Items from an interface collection
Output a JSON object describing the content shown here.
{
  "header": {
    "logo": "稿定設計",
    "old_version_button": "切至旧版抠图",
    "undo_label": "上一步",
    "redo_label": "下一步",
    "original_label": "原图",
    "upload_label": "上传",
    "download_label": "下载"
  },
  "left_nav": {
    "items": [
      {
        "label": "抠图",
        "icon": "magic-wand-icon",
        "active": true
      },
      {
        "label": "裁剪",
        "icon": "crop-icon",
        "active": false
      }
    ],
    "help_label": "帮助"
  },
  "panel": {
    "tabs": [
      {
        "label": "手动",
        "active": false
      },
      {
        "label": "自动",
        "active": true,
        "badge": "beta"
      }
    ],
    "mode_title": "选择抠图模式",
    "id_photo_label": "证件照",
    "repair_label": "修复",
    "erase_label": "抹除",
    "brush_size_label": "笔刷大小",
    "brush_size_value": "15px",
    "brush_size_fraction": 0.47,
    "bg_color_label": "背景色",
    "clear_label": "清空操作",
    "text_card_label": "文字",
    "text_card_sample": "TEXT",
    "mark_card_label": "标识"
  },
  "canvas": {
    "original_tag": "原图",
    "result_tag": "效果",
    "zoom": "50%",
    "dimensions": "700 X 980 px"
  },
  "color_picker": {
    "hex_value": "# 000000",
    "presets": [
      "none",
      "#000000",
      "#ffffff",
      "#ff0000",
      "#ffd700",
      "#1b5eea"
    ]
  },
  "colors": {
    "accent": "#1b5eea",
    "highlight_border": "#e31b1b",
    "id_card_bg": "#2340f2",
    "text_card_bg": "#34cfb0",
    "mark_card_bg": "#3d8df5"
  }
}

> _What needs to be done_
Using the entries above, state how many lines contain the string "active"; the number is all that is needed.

> _Answer to this problem_
4